Compared to many cities, Sudbury has weathered the stresses of post-industrialization better than most, and our “suburbs” are not that far away. In the 35 years since I arrived here, the city has grown a great deal — the range of commercial and institutional activity in the city has expanded tremendously and the people who have come to build these businesses and institutions have fundamentally diversified the demographics of the city — for the better, and forever. This our future.
But our population size has remained almost constant, so the rate at which the children of northern families leave is matched by the rate of arrival of newcomers.
Our institutions do a great job of attracting people here, but we do less well at retaining them, despite good jobs, fine, affordable homes and relatively high disposable incomes.
Despite these tremendously positive changes for the city, there are two glaring omissions: the failure to support the growth and development of the downtown or to support and strengthen the arts.
Apart from LU’s new architecture school, there has been almost no strategic building investment in the downtown core, and we have seen the decline of many business enterprises as a result.
We have a symphony that has been over-subscribed every year for many years and has no concert hall, the scale of theatre we can perform has not expanded, and although we have many things to teach the world, and to learn from the world, we have had no growth in our capacity to host conferences — not just in mining or forestry, but in small-particle physics, cancer research, medical diagnostics, remote medical services, remote educational services, indigenous research and business innovation. Topics of universal interest.

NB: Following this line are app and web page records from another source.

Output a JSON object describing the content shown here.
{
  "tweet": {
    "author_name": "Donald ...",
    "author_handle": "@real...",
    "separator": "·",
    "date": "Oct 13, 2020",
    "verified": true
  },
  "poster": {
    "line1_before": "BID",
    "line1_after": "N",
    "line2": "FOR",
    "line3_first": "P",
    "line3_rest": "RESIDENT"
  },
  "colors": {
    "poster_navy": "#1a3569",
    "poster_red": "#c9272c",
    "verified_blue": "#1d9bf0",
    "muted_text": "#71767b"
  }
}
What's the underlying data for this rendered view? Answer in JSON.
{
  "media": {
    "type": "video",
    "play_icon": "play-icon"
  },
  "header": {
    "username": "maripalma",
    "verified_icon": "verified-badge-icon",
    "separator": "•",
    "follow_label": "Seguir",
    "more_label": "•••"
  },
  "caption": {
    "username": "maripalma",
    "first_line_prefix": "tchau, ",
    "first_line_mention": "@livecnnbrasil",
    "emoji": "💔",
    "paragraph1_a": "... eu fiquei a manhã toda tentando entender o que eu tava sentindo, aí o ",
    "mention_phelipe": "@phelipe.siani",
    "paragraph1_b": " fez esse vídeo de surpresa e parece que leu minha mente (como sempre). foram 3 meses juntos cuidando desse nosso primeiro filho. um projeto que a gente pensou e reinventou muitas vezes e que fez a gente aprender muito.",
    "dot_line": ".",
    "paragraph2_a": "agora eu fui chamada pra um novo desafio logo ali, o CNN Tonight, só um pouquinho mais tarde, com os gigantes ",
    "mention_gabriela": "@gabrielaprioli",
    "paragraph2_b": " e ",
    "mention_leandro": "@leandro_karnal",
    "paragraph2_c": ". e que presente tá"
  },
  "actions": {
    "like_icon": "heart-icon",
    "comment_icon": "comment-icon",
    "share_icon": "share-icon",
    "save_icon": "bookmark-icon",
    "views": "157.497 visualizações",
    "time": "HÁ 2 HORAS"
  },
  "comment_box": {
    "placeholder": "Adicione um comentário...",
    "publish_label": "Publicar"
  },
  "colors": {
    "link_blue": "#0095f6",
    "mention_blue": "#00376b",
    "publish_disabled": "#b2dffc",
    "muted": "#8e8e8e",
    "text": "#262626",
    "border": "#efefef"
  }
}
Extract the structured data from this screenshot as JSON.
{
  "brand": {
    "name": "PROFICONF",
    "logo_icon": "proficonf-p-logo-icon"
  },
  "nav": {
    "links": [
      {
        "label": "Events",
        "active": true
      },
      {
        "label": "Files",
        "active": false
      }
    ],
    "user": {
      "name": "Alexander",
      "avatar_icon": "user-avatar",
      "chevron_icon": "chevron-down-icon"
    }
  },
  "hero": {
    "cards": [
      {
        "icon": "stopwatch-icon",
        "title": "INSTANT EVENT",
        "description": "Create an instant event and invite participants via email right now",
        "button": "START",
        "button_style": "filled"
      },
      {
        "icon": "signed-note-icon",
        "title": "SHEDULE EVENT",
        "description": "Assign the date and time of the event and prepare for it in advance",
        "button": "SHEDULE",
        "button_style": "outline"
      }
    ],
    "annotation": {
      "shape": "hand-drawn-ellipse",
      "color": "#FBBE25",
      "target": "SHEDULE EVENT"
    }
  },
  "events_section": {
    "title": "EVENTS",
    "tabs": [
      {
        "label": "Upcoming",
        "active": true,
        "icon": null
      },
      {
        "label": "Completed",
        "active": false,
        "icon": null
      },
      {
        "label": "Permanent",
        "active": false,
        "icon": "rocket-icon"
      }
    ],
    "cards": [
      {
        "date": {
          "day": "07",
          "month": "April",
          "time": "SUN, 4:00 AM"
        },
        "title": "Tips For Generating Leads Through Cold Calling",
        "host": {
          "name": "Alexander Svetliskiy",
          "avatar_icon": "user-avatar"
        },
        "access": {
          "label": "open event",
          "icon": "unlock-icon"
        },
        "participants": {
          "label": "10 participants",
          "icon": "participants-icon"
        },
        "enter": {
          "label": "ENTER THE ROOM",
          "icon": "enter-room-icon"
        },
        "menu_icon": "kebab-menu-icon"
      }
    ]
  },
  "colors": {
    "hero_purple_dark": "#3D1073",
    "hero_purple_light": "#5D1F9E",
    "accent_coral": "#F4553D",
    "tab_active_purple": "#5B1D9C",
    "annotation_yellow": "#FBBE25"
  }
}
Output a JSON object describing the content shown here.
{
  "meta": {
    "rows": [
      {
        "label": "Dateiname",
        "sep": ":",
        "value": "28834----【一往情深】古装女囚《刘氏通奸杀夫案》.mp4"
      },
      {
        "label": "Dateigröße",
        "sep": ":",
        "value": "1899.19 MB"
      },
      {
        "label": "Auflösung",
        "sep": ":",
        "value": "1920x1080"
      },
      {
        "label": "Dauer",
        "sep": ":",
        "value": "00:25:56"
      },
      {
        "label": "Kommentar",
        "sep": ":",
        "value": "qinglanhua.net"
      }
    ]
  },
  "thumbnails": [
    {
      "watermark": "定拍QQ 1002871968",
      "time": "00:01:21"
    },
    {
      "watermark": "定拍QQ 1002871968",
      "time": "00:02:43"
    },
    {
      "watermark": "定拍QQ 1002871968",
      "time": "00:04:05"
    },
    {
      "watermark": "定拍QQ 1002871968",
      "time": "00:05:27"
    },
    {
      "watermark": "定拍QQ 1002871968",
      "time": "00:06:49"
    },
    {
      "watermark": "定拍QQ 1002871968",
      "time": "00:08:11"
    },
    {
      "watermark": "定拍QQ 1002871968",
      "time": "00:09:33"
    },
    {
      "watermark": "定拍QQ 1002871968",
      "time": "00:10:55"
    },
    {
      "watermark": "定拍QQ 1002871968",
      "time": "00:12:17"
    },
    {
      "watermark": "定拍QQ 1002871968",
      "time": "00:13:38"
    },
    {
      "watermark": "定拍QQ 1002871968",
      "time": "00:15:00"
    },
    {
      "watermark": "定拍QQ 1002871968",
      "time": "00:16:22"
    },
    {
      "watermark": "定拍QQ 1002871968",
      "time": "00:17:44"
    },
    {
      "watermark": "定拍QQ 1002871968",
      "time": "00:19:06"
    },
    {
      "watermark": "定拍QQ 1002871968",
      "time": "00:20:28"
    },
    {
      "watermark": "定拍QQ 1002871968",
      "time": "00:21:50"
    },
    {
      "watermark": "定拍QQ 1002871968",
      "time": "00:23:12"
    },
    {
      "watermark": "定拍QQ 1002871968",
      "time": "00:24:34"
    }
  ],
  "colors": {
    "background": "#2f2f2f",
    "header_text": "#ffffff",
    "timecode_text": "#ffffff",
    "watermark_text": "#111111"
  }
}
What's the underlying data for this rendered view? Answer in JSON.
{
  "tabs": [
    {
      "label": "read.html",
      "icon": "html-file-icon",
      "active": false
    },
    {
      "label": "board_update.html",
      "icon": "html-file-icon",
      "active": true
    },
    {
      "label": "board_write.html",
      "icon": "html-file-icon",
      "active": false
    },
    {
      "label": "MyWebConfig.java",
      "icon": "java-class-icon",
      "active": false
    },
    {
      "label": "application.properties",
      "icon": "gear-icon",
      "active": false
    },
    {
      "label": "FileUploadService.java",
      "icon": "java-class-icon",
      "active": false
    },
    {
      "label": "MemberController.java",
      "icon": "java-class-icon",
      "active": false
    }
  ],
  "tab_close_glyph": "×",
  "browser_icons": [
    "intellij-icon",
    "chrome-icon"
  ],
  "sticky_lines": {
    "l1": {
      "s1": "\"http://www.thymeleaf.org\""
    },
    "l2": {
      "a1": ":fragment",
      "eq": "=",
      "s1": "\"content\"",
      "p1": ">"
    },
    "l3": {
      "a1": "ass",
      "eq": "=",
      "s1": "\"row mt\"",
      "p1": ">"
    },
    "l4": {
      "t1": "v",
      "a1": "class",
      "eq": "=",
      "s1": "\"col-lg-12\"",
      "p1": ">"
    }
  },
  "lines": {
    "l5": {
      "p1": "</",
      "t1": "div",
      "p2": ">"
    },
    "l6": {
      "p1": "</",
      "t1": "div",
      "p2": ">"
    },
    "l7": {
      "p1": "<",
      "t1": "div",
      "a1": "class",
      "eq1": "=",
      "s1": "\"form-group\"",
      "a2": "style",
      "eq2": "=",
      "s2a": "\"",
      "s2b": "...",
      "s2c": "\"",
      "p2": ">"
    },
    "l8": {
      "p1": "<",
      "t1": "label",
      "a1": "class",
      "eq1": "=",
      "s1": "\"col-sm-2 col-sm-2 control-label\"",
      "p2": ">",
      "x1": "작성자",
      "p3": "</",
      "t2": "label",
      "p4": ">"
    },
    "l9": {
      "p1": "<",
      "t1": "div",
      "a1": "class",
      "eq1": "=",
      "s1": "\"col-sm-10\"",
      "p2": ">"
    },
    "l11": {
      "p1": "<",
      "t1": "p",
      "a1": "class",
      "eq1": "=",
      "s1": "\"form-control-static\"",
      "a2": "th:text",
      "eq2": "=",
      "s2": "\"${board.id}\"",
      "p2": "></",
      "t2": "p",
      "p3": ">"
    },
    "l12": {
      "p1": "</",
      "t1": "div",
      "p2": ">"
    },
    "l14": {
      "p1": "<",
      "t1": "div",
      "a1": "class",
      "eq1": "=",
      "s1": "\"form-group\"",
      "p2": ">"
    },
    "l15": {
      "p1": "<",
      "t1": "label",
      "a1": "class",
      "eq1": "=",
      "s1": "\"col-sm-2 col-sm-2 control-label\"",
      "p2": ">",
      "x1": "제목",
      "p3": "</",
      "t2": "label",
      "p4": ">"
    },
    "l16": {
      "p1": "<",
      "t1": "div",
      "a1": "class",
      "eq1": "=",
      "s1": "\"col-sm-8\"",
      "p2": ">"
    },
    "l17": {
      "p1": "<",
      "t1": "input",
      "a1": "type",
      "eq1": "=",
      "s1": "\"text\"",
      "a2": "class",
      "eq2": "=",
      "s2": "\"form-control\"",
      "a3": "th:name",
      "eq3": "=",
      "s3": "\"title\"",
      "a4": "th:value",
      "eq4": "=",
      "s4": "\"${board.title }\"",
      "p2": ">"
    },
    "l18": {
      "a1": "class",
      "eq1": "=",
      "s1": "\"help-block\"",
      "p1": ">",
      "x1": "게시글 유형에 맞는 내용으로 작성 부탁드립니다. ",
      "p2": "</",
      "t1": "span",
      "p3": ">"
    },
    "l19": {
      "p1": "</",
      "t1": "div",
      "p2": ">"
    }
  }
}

As with every industrial city in the world, this is the time to rebuild our city centre, and we are behind schedule. Cities need three things: more people living downtown, more parking and more economic and cultural activity. The council has recently identified the cultural facilities they think are the most important, and I agree with them — they are long overdue.
But the council is wrong to choose one, because we need all of them. And we need them all in one facility — one building designed to meet all of their special and individual needs, just as they individually meet all the collective needs of our diverse community.
One facility provides them greater financial security; one overhead cost borne by multiple enterprises with maximum flow-through.
And the existing businesses around the facility downtown will benefit from foot traffic to and from local parking and hotels. And, most important of all, it will make it easy for conference attendees to visit our museum — displaying the beauty of fine art, the artistry of local and exotic native artifacts and the ingenuity of our industrial legacies.
And it will make it easy for the hockey fan to visit the amazingly modern library or, in passing, see and hear a trailer for the theatre or the symphony that might just draw their attention.
The suburbs are alive and well with the homes, commercial malls and box stores that meet our individual material needs, but this alone is failing to expand our population. What we lack is a city centre that can draw us together, from inside and outside the city, and meet our community’s need for interest, leisure, entertainment and inspiration. We live, and live well, in a beautiful and awe-inspiring countryside.
We do useful and important and creative things here. We need a city centre that reflects the kind of people we are today, the kind of people we are becoming and one that will help retain the kind of people we want to build the future with us. That bright future starts with a multipurpose event centre downtown.